◆ ASSIGNMENT
The full listing below should be printed word for word.

◆ WORKING DATA
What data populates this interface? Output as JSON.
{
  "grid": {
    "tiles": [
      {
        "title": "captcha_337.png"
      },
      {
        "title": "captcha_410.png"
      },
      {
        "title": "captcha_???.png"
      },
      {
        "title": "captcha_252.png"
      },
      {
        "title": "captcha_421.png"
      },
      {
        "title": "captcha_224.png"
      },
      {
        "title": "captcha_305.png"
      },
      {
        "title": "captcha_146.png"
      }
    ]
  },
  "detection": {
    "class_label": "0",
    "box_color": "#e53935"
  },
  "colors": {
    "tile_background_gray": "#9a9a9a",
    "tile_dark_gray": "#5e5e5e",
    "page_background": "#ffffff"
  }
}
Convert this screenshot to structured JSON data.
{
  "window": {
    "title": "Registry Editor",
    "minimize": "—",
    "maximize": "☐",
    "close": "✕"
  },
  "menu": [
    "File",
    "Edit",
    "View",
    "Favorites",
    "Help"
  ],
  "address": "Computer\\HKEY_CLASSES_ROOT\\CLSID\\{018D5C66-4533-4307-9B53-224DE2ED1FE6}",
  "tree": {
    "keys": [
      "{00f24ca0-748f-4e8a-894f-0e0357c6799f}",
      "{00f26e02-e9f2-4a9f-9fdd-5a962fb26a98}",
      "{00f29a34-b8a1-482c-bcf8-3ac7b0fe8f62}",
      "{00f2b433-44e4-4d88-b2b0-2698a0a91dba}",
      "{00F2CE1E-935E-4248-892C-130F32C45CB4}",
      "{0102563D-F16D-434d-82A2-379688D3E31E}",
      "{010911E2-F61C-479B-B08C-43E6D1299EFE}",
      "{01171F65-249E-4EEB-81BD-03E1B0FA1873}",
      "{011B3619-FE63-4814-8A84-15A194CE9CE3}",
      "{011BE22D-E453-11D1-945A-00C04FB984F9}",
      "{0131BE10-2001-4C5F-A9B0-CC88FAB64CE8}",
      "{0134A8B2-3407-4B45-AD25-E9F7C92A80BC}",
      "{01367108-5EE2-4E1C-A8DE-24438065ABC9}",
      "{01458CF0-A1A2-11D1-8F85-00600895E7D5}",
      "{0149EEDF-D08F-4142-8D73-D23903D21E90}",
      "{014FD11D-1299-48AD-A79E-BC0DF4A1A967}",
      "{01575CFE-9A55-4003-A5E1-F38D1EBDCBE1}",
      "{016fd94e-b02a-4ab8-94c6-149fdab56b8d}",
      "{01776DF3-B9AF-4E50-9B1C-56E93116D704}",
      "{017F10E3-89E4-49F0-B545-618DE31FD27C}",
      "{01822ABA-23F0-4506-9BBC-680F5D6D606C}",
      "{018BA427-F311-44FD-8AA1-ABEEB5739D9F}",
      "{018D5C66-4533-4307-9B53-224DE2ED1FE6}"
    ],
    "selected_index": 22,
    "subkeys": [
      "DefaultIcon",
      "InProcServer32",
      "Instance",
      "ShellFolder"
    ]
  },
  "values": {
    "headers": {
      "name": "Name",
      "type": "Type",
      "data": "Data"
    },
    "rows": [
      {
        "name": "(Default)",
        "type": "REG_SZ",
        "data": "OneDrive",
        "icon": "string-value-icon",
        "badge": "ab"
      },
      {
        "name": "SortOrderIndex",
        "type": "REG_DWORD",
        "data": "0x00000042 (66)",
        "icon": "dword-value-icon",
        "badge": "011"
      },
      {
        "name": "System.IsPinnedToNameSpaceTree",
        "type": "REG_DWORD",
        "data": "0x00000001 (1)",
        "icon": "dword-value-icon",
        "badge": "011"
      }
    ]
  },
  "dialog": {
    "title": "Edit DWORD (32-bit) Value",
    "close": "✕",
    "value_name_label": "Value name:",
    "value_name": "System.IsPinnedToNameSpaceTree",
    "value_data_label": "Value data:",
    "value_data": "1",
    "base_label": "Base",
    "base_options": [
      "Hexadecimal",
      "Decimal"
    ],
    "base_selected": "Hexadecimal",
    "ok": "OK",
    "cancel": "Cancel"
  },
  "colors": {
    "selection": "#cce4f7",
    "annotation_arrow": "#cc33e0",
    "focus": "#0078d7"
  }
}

◆ EXERCISE OUTPUT
What data populates this interface? Output as JSON.
{
  "grid": {
    "tiles": [
      {
        "title": "captcha_337.png"
      },
      {
        "title": "captcha_410.png"
      },
      {
        "title": "captcha_???.png"
      },
      {
        "title": "captcha_252.png"
      },
      {
        "title": "captcha_421.png"
      },
      {
        "title": "captcha_224.png"
      },
      {
        "title": "captcha_305.png"
      },
      {
        "title": "captcha_146.png"
      }
    ]
  },
  "detection": {
    "class_label": "0",
    "box_color": "#e53935"
  },
  "colors": {
    "tile_background_gray": "#9a9a9a",
    "tile_dark_gray": "#5e5e5e",
    "page_background": "#ffffff"
  }
}
Convert this screenshot to structured JSON data.
{
  "window": {
    "title": "Registry Editor",
    "minimize": "—",
    "maximize": "☐",
    "close": "✕"
  },
  "menu": [
    "File",
    "Edit",
    "View",
    "Favorites",
    "Help"
  ],
  "address": "Computer\\HKEY_CLASSES_ROOT\\CLSID\\{018D5C66-4533-4307-9B53-224DE2ED1FE6}",
  "tree": {
    "keys": [
      "{00f24ca0-748f-4e8a-894f-0e0357c6799f}",
      "{00f26e02-e9f2-4a9f-9fdd-5a962fb26a98}",
      "{00f29a34-b8a1-482c-bcf8-3ac7b0fe8f62}",
      "{00f2b433-44e4-4d88-b2b0-2698a0a91dba}",
      "{00F2CE1E-935E-4248-892C-130F32C45CB4}",
      "{0102563D-F16D-434d-82A2-379688D3E31E}",
      "{010911E2-F61C-479B-B08C-43E6D1299EFE}",
      "{01171F65-249E-4EEB-81BD-03E1B0FA1873}",
      "{011B3619-FE63-4814-8A84-15A194CE9CE3}",
      "{011BE22D-E453-11D1-945A-00C04FB984F9}",
      "{0131BE10-2001-4C5F-A9B0-CC88FAB64CE8}",
      "{0134A8B2-3407-4B45-AD25-E9F7C92A80BC}",
      "{01367108-5EE2-4E1C-A8DE-24438065ABC9}",
      "{01458CF0-A1A2-11D1-8F85-00600895E7D5}",
      "{0149EEDF-D08F-4142-8D73-D23903D21E90}",
      "{014FD11D-1299-48AD-A79E-BC0DF4A1A967}",
      "{01575CFE-9A55-4003-A5E1-F38D1EBDCBE1}",
      "{016fd94e-b02a-4ab8-94c6-149fdab56b8d}",
      "{01776DF3-B9AF-4E50-9B1C-56E93116D704}",
      "{017F10E3-89E4-49F0-B545-618DE31FD27C}",
      "{01822ABA-23F0-4506-9BBC-680F5D6D606C}",
      "{018BA427-F311-44FD-8AA1-ABEEB5739D9F}",
      "{018D5C66-4533-4307-9B53-224DE2ED1FE6}"
    ],
    "selected_index": 22,
    "subkeys": [
      "DefaultIcon",
      "InProcServer32",
      "Instance",
      "ShellFolder"
    ]
  },
  "values": {
    "headers": {
      "name": "Name",
      "type": "Type",
      "data": "Data"
    },
    "rows": [
      {
        "name": "(Default)",
        "type": "REG_SZ",
        "data": "OneDrive",
        "icon": "string-value-icon",
        "badge": "ab"
      },
      {
        "name": "SortOrderIndex",
        "type": "REG_DWORD",
        "data": "0x00000042 (66)",
        "icon": "dword-value-icon",
        "badge": "011"
      },
      {
        "name": "System.IsPinnedToNameSpaceTree",
        "type": "REG_DWORD",
        "data": "0x00000001 (1)",
        "icon": "dword-value-icon",
        "badge": "011"
      }
    ]
  },
  "dialog": {
    "title": "Edit DWORD (32-bit) Value",
    "close": "✕",
    "value_name_label": "Value name:",
    "value_name": "System.IsPinnedToNameSpaceTree",
    "value_data_label": "Value data:",
    "value_data": "1",
    "base_label": "Base",
    "base_options": [
      "Hexadecimal",
      "Decimal"
    ],
    "base_selected": "Hexadecimal",
    "ok": "OK",
    "cancel": "Cancel"
  },
  "colors": {
    "selection": "#cce4f7",
    "annotation_arrow": "#cc33e0",
    "focus": "#0078d7"
  }
}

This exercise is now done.